··· Excerpted data
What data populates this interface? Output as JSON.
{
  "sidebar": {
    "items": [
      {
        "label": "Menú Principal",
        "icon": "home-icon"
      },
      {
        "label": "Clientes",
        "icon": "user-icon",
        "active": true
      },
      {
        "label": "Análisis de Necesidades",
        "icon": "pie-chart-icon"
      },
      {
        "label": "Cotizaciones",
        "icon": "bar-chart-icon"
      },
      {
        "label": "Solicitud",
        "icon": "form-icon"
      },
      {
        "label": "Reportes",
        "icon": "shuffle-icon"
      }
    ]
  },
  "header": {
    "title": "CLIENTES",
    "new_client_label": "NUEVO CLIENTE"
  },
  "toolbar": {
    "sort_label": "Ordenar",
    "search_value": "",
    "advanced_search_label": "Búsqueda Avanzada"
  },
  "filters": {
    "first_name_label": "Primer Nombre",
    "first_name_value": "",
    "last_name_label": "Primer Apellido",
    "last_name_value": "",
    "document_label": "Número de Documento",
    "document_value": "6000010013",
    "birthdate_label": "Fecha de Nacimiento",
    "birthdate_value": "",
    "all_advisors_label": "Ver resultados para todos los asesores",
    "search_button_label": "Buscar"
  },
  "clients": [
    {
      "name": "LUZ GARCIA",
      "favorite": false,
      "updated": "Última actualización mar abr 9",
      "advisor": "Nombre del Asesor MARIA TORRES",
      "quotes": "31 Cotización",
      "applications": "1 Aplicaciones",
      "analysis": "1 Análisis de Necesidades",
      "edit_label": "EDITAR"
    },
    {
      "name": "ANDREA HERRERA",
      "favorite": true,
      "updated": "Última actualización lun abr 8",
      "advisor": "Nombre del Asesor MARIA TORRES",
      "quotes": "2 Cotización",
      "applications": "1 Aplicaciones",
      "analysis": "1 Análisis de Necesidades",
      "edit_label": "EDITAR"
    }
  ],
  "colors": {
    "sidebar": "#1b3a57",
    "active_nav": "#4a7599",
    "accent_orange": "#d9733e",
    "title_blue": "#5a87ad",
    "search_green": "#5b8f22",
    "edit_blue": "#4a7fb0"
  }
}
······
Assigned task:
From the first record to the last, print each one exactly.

Task output:
What data populates this interface? Output as JSON.
{
  "sidebar": {
    "items": [
      {
        "label": "Menú Principal",
        "icon": "home-icon"
      },
      {
        "label": "Clientes",
        "icon": "user-icon",
        "active": true
      },
      {
        "label": "Análisis de Necesidades",
        "icon": "pie-chart-icon"
      },
      {
        "label": "Cotizaciones",
        "icon": "bar-chart-icon"
      },
      {
        "label": "Solicitud",
        "icon": "form-icon"
      },
      {
        "label": "Reportes",
        "icon": "shuffle-icon"
      }
    ]
  },
  "header": {
    "title": "CLIENTES",
    "new_client_label": "NUEVO CLIENTE"
  },
  "toolbar": {
    "sort_label": "Ordenar",
    "search_value": "",
    "advanced_search_label": "Búsqueda Avanzada"
  },
  "filters": {
    "first_name_label": "Primer Nombre",
    "first_name_value": "",
    "last_name_label": "Primer Apellido",
    "last_name_value": "",
    "document_label": "Número de Documento",
    "document_value": "6000010013",
    "birthdate_label": "Fecha de Nacimiento",
    "birthdate_value": "",
    "all_advisors_label": "Ver resultados para todos los asesores",
    "search_button_label": "Buscar"
  },
  "clients": [
    {
      "name": "LUZ GARCIA",
      "favorite": false,
      "updated": "Última actualización mar abr 9",
      "advisor": "Nombre del Asesor MARIA TORRES",
      "quotes": "31 Cotización",
      "applications": "1 Aplicaciones",
      "analysis": "1 Análisis de Necesidades",
      "edit_label": "EDITAR"
    },
    {
      "name": "ANDREA HERRERA",
      "favorite": true,
      "updated": "Última actualización lun abr 8",
      "advisor": "Nombre del Asesor MARIA TORRES",
      "quotes": "2 Cotización",
      "applications": "1 Aplicaciones",
      "analysis": "1 Análisis de Necesidades",
      "edit_label": "EDITAR"
    }
  ],
  "colors": {
    "sidebar": "#1b3a57",
    "active_nav": "#4a7599",
    "accent_orange": "#d9733e",
    "title_blue": "#5a87ad",
    "search_green": "#5b8f22",
    "edit_blue": "#4a7fb0"
  }
}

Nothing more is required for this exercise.